After 1850, machine printing replaced the hand block-printing process and wallpaper became a more egalitarian form of embellishment. Lots of large floral patterns, produced for mass consumption; perhaps this is when wallpaper became a dirty word for men! I’ve taken my share of Victorian wallpaper off walls, but when looking for mid-nineteenth-century wallpaper to put back on the walls of my house I turned to Waterhouse Wallhangings. Dorothy Waterhouse became an advocate for early American papers after she discovered subtly colored prints underneath “ugly” 1890s papers in the process of restoring her 1799 house on Cape Cod in the 1930s. She wrote and spoke about her love for hand-printed papers, people sent her samples from up and down the east coast, and she started a reproduction historic wallpaper company which is still in business. Historic New England possesses and licenses wallpapers from the Waterhouse archival collection, and you can see the collection in its entirety (along with thousands of other samples) at their website; below is the Waterhouse wallpaper that I have in my library and dining room. It’s actually two variations and colorways of the same 1850s background pattern, and of course my husband dislikes it.

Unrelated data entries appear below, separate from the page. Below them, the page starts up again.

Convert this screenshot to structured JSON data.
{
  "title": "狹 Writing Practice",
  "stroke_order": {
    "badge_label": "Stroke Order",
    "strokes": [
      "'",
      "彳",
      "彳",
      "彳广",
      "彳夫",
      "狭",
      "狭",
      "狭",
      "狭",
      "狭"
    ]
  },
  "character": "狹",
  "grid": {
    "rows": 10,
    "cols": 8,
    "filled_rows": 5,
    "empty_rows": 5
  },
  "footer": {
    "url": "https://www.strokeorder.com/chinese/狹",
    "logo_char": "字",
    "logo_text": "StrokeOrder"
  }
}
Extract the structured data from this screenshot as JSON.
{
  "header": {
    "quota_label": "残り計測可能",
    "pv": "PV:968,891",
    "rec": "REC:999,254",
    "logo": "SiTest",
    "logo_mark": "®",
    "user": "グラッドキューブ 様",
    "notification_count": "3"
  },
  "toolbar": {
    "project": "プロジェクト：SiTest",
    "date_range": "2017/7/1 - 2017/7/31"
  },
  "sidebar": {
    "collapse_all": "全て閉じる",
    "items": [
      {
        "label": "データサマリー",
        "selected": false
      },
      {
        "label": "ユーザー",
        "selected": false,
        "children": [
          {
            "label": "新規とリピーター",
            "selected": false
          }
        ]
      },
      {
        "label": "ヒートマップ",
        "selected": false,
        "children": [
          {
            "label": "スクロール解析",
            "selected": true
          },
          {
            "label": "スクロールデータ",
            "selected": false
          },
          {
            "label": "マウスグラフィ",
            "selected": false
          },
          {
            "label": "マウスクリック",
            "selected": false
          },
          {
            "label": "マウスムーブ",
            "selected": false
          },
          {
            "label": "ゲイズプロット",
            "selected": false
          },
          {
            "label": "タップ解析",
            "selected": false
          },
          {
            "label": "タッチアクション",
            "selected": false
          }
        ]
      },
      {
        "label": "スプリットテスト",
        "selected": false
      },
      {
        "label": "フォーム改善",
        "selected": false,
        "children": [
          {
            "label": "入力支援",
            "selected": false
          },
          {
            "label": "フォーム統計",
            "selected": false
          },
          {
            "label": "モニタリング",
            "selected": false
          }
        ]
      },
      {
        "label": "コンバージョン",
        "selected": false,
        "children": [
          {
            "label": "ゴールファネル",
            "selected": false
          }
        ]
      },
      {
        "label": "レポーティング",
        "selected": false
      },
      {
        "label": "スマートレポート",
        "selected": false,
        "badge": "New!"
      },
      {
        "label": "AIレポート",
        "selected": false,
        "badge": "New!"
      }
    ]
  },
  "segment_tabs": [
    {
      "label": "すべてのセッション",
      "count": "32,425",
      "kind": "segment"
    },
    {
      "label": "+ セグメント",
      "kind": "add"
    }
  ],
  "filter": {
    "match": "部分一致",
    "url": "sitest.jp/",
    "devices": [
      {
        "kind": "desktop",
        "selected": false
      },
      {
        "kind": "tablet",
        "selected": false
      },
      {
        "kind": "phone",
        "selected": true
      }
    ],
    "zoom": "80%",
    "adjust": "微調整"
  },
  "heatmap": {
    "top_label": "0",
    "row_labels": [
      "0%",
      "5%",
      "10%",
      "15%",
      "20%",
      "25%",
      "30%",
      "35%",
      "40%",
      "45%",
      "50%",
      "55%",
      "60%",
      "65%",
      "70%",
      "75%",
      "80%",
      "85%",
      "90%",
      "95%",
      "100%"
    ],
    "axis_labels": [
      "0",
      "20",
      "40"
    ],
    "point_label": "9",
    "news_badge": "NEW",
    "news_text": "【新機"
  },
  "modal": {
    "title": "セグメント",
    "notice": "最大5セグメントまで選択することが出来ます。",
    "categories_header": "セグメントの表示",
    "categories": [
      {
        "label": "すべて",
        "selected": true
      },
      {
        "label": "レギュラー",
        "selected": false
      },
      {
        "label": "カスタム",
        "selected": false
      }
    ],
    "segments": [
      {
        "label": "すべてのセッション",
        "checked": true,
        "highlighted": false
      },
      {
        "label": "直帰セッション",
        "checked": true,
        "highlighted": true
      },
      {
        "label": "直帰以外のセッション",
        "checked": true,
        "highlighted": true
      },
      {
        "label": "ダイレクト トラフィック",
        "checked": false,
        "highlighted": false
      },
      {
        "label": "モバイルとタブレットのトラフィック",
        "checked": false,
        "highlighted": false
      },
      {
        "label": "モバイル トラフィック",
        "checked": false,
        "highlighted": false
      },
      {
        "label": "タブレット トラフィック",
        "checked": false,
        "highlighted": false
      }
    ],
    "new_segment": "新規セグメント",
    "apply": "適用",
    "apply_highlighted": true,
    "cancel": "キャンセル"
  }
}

Because the Victorian era is so long, it encompasses many different, often contradictory, design styles: naturalistic and mechanistic, traditional and modern, simple and complex. Two men with divergent styles but an equally influential impact on wallpaper design were Christopher Dresser and William Morris, both working in the later nineteenth century. Dresser is among the first “industrial designers”, who sought to take advantage of the mechanized production process by incorporating repetition and standardization into his designs, while Morris was a steadfast naturalist whose (more expensive) papers were still block-printed by hand.
The dialogue between machine-made and man-made, combined with increasing globalization, created a golden era for design in general (and wallpaper in particular). So we see the aesthetic movement, the arts and crafts movement, the art nouveau movement, and the art deco movement, before the transition to full-scale modernism, in the early decades of the twentieth century. I’m not sure how any of these styles affected the average consumer; when you look at the material evidence for the twentieth century what you see are such a variety of papers produced, with traditional (though more cheerful!) florals, and a new emphasis on the pictorial, and the novelty: popular culture on the walls. If you search through the online collections catalogue of the largest repository of historic wallpaper in the United States, the Cooper-Hewitt, National Design Museum (over 10,000 samples!) you will see an amazing variety of twentieth-century papers: Gibson girls, all sorts of literary characters, cowboys, love letters, college memorabilia, all forms of transportation, anything to do with children, Andy Warhol cows.
Some of the most popular twentieth-century patterns have been reproduced by Bradbury & Bradbury Art Wallpapers, including an art deco “aeroplane” paper, pictured here in blue, and the mid-century “gee gee” paper in sage. Finally, back to the future: two modern takes on a classic French toile: Harlem Toile (in two colorways) and London Toile. Today there’s a toile for everyone and everywhere.